Eko is a very interesting young man, about twenty-six years old. He works with his father in a wood products company, and I believe he is one of the buyers, that is, of raw lumber. I wanted to visit their company with them, but on this trip there wasn’t enough time. During dinner, one of the subjects that came up was the Chinese zodiac. ‘I am a metal rabbit,’ I told them. And we each went around and told the others our animal. Then, spontaneously, Eko started telling us a tale.
Jade Emperor, Yu Huang Shang Di, decided there should be a way to measure time. On his birthday he told the animals that there was to be a swimming race. The first twelve animals to cross a fast-flowing river would be the winners and each have a year named after him.
All the animals lined up along the river bank. The rat and the cat, who were good friends, were worried because they were poor swimmers. Being clever they asked the ox if he would carry them across the river. ‘Of course,’ said the ox. ‘Just climb on my back and I will take you across.’
‘I shall be very happy to call the fourth year after you,’
the surprised Jade Emperor explained.
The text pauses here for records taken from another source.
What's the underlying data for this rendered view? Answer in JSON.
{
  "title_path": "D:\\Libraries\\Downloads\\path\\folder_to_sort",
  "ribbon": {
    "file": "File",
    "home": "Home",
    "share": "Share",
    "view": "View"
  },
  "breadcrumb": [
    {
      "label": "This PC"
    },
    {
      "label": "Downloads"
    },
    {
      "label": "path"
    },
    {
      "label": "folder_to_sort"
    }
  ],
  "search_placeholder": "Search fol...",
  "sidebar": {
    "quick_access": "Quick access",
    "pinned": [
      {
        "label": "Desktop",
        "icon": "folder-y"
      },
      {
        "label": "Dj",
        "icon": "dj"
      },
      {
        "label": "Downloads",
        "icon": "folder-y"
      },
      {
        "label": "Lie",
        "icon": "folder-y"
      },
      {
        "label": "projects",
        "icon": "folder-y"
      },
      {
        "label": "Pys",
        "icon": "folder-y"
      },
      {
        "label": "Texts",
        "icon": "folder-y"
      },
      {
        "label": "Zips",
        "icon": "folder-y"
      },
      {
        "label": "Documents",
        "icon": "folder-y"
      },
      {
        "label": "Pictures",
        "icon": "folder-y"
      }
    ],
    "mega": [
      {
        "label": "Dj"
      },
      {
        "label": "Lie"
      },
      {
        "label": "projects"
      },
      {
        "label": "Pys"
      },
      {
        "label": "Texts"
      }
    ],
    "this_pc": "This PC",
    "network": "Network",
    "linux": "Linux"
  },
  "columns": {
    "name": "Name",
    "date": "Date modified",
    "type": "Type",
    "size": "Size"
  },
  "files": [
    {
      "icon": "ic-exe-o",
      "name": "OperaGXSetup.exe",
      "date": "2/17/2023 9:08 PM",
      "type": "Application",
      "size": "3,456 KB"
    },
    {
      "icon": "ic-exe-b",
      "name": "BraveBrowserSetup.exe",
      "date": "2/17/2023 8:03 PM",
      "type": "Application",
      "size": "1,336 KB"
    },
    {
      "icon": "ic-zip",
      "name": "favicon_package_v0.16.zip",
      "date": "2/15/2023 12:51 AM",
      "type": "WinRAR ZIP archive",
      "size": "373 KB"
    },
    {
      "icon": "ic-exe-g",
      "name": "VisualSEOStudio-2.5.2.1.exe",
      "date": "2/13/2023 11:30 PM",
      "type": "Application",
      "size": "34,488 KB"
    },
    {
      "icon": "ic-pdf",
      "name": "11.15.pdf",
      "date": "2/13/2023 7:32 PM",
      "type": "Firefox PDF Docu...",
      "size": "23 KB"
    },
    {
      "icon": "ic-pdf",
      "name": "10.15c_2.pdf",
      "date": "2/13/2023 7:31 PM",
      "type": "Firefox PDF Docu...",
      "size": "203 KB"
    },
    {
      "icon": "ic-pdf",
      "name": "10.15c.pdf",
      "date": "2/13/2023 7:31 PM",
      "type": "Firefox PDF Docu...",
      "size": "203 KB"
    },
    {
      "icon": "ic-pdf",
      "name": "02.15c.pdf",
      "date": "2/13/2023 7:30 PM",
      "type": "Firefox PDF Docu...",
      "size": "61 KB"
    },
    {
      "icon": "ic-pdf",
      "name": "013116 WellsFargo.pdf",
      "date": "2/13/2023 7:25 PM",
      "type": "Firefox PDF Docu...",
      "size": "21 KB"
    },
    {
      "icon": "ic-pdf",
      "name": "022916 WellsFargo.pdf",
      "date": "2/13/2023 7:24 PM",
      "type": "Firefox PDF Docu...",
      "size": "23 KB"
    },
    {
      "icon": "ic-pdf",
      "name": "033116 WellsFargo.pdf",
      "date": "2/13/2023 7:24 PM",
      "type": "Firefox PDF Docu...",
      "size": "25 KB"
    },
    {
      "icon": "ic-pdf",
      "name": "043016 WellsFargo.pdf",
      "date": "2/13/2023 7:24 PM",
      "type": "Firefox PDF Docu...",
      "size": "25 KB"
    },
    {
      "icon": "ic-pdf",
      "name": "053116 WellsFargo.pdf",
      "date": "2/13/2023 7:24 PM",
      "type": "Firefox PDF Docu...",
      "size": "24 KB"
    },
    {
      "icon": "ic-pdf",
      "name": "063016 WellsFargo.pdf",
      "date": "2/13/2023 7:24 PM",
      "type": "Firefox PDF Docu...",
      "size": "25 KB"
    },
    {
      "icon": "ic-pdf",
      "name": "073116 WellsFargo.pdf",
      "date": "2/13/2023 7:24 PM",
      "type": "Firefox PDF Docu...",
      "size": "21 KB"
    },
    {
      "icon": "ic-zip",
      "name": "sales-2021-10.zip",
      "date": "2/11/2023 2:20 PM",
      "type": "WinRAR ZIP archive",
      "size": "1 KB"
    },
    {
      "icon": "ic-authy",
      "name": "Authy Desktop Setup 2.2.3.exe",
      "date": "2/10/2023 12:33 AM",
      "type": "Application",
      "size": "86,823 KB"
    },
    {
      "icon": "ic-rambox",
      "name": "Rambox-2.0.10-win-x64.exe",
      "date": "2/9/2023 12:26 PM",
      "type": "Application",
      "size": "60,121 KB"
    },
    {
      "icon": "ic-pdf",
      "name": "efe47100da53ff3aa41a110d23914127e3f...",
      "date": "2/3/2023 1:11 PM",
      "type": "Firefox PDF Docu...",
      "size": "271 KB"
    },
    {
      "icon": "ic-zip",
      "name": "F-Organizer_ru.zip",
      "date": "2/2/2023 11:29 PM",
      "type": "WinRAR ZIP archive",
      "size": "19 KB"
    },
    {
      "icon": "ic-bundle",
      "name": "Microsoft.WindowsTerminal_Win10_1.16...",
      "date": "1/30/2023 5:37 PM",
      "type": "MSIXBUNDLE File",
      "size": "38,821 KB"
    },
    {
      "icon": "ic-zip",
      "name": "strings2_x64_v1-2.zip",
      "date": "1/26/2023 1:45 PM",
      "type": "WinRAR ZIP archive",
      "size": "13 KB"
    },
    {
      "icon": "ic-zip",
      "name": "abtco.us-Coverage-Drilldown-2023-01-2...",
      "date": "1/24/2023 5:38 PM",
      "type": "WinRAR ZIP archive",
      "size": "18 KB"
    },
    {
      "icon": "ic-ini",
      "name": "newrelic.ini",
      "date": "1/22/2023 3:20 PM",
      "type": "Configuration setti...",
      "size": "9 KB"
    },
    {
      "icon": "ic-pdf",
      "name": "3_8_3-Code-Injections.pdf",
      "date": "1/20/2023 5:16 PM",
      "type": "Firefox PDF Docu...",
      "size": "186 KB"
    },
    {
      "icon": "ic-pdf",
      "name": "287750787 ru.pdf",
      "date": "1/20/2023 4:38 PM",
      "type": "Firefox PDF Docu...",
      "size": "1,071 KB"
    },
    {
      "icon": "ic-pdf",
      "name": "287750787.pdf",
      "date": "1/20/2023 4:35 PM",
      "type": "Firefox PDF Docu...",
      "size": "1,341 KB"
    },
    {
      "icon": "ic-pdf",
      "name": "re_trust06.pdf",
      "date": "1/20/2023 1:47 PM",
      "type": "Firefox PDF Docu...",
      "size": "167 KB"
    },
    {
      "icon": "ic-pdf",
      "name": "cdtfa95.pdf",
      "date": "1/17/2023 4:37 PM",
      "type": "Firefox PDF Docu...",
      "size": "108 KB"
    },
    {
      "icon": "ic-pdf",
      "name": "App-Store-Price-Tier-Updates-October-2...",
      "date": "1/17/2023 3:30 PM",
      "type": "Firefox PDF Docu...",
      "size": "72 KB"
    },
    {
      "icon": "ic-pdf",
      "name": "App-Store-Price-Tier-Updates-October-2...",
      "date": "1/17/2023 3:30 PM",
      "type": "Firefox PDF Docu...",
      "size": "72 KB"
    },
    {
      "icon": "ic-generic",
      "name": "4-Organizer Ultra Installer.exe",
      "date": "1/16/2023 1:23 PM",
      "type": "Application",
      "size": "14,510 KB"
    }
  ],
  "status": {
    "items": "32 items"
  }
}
As for the cat who had been pushed into the water by the rat, he finally crawled out of the water but was too late to have a year named after him. He felt very cross with the rat and since then cats have never been friends with rats. From that day to this the Chinese Zodiac has followed this cycle of years named after these twelve animals.
We all thanked him and congratulated him for telling this tale, even though only a few of us could understand it—he spoke in rather excellent English—and I decided then and there that I would include it when I wrote the story of this night.
All too soon, the supper was over, and we slowly got up from our seats and made ready to depart. The rain had by now died down again, and the night felt crisp and fresh. I think there were even stars visible in the sky. The city had quieted down too, as we drove through the streets to drop off the Auntie and others who were not staying at Andreas’ house. Then, we were home, bid goodnight to our hosts, and Yudhie and I followed Dwi up to the second floor where we would sleep.
Home again, at last, in Purwokerto.
Next… Mother of hot springs